◆ Required work
In the data below, find every line with the word "content" and copy it.

[App and web page records]
******

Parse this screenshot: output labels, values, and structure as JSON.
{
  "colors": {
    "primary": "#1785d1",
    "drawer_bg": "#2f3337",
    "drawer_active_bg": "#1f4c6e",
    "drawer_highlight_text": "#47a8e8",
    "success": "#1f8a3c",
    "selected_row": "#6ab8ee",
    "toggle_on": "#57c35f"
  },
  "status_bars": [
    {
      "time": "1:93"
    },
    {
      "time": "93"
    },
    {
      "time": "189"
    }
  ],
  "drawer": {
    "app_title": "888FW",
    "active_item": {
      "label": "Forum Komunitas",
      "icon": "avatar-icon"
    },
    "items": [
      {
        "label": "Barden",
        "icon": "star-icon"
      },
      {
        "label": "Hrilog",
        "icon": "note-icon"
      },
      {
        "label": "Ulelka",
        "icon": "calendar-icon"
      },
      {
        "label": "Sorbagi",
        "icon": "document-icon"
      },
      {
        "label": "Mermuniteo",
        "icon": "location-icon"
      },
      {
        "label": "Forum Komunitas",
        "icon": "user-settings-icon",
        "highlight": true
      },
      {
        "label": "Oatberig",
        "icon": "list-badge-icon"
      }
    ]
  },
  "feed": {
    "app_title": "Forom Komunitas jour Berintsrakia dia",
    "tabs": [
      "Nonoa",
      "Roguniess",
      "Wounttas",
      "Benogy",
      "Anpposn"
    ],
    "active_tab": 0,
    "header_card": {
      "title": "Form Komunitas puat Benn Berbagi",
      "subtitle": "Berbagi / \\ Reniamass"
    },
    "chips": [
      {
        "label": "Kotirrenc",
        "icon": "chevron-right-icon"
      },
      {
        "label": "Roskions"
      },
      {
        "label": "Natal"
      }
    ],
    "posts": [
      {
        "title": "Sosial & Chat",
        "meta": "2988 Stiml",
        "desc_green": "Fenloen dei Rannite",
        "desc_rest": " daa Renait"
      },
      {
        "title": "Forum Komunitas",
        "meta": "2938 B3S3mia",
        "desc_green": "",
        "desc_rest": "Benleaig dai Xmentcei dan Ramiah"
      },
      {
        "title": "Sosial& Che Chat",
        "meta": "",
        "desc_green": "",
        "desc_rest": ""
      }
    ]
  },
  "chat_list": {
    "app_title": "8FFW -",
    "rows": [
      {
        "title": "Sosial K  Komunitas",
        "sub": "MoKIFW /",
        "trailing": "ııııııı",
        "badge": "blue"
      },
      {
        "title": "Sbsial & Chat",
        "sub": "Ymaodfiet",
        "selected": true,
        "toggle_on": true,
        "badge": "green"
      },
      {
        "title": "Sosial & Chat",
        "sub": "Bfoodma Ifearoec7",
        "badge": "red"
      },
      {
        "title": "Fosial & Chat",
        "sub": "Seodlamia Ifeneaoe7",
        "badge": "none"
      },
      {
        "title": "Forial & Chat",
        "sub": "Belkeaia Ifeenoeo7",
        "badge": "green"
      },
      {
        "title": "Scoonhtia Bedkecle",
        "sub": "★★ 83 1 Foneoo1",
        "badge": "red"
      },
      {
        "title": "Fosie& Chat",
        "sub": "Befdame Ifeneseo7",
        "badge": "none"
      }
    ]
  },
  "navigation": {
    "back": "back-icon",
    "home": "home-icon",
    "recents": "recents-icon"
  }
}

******

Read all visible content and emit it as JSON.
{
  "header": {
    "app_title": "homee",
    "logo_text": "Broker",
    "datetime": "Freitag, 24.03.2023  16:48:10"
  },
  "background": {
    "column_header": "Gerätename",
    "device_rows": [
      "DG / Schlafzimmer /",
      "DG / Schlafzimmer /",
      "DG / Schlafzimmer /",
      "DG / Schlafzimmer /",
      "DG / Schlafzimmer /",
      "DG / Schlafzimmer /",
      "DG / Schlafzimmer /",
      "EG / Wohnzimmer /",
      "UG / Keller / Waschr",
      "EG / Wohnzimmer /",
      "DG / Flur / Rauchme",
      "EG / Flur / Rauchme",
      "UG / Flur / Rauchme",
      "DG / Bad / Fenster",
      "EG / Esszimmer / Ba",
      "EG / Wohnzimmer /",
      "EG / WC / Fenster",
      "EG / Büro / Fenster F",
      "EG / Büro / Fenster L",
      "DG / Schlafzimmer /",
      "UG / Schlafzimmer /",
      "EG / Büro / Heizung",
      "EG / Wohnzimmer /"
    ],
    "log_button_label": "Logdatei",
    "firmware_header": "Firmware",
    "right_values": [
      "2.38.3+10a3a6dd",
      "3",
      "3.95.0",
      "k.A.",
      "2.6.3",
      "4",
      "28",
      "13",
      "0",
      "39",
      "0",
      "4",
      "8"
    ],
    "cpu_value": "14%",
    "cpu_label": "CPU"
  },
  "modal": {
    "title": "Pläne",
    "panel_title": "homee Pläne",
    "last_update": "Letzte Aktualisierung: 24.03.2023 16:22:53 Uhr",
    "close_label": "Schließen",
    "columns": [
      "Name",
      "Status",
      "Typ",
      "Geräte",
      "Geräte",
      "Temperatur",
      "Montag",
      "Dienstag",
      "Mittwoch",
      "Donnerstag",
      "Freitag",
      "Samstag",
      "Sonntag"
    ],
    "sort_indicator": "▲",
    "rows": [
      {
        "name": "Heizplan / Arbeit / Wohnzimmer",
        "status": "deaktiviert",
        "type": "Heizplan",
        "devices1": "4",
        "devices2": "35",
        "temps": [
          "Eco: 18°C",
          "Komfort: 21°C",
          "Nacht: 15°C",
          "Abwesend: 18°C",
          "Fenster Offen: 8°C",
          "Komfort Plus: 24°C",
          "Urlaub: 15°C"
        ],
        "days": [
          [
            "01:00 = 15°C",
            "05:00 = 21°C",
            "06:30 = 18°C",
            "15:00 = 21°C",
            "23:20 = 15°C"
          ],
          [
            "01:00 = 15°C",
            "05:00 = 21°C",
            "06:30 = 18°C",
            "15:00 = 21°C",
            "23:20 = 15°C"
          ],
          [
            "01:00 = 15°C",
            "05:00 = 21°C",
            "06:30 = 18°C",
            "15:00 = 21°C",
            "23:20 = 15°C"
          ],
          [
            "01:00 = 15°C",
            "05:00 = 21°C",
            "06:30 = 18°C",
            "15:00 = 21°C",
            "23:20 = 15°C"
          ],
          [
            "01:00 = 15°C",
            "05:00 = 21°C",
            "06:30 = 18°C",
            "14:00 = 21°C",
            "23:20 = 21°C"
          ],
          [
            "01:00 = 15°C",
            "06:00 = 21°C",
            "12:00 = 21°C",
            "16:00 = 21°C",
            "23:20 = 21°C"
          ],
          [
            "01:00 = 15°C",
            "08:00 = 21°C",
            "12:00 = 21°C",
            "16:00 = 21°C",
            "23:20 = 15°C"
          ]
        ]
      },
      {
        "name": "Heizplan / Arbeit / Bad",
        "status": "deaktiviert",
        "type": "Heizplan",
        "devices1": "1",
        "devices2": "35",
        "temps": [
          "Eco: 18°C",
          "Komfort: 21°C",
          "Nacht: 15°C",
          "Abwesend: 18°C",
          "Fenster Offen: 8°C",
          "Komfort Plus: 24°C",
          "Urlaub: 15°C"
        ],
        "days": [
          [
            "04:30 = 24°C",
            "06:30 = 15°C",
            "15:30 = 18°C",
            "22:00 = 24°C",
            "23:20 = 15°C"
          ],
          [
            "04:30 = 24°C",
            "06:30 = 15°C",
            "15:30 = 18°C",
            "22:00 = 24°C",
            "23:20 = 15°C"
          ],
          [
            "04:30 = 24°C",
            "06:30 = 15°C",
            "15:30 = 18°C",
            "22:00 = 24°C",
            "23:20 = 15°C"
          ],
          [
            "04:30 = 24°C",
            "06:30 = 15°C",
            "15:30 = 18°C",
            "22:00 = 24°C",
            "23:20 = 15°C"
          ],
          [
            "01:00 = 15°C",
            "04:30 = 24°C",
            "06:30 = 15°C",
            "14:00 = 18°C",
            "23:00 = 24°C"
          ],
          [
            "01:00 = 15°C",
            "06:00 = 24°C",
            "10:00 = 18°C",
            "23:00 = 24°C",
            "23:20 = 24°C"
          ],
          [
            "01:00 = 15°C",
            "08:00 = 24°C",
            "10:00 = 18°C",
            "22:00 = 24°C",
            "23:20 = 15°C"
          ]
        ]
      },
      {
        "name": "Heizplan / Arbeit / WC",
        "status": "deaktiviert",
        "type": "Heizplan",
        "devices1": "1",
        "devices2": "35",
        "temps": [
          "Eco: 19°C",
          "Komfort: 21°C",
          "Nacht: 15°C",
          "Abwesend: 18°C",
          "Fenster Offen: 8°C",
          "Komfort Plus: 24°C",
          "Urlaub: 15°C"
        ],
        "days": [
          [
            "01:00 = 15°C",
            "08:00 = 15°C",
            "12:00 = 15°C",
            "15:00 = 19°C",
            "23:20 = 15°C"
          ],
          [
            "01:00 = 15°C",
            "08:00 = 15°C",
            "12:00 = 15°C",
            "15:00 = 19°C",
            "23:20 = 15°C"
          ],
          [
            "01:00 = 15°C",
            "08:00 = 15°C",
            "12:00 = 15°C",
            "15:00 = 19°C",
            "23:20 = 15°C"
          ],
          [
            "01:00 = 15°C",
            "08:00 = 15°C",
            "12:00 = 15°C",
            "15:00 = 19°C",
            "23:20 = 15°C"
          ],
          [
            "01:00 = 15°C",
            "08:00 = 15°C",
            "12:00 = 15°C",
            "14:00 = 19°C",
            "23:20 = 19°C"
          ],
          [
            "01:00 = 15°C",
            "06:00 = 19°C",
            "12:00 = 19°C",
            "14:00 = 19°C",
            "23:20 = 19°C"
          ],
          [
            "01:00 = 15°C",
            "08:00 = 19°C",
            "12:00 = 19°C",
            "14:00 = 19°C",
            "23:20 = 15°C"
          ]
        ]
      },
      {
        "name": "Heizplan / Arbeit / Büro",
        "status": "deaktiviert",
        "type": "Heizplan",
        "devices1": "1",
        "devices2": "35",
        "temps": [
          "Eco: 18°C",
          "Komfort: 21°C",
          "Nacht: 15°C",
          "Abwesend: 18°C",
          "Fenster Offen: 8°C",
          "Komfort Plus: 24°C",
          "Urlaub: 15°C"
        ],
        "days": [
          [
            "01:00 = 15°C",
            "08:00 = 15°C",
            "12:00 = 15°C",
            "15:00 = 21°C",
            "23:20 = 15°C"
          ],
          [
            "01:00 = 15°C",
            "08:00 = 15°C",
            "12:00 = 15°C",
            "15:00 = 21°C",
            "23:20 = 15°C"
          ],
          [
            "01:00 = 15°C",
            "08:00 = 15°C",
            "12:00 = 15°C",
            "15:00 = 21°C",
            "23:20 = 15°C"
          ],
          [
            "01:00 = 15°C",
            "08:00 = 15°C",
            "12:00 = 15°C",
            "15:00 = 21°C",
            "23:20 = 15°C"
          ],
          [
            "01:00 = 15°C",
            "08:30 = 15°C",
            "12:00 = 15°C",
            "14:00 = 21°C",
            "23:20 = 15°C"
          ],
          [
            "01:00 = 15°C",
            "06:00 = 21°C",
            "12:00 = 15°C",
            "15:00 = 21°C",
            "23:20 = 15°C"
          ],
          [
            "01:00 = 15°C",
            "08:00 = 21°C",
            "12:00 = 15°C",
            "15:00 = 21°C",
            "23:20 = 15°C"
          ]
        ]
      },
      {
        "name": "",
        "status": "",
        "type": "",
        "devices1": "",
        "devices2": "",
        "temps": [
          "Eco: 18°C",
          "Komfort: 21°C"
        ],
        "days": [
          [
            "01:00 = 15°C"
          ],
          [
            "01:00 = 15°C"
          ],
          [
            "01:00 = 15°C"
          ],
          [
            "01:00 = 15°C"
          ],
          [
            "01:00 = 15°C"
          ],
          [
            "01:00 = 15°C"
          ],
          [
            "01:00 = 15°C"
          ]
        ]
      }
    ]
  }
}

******

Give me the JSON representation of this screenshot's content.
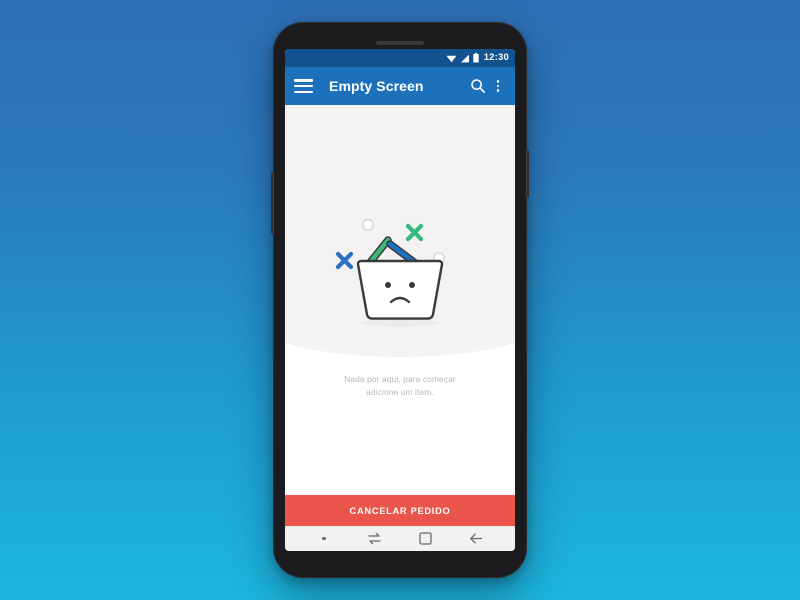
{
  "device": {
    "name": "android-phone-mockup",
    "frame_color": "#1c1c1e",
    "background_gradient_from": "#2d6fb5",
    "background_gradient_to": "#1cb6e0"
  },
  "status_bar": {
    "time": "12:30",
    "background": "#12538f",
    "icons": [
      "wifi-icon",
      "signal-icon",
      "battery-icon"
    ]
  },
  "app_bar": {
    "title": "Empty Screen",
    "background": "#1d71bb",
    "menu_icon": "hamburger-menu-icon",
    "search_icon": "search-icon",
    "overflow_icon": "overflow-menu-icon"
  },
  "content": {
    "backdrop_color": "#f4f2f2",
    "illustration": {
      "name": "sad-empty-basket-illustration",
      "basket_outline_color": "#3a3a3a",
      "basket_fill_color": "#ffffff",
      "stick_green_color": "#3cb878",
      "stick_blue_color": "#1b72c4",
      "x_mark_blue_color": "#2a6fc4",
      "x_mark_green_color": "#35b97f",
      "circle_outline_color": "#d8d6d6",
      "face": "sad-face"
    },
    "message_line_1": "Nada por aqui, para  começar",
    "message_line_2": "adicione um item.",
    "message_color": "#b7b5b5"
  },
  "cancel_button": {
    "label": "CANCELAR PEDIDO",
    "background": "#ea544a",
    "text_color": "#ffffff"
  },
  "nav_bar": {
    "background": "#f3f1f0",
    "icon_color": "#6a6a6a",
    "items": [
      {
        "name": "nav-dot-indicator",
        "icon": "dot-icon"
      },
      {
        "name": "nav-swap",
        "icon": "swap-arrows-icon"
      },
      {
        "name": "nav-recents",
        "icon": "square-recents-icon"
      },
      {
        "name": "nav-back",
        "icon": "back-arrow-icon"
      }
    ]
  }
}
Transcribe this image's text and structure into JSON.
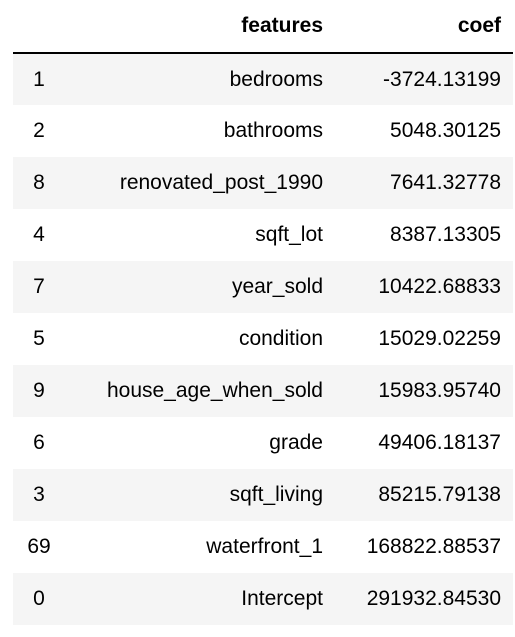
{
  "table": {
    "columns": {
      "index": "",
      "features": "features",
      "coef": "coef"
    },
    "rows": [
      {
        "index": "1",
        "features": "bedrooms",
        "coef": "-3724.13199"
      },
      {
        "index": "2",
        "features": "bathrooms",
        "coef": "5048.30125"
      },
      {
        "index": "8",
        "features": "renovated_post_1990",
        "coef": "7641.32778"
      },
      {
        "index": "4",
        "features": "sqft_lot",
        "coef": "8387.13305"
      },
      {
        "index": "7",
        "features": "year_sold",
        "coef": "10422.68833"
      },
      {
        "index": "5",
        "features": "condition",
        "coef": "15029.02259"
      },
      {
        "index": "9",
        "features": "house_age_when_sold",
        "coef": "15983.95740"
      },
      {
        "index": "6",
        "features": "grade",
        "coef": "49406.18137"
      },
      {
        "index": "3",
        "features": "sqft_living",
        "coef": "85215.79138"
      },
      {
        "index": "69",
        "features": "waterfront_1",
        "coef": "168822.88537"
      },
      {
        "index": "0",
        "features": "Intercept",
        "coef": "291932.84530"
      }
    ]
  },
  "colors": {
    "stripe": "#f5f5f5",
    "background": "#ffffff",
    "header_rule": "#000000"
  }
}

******

◆ Solution for this problem
Read all visible content and emit it as JSON.
Give me the JSON representation of this screenshot's content.
  "content": {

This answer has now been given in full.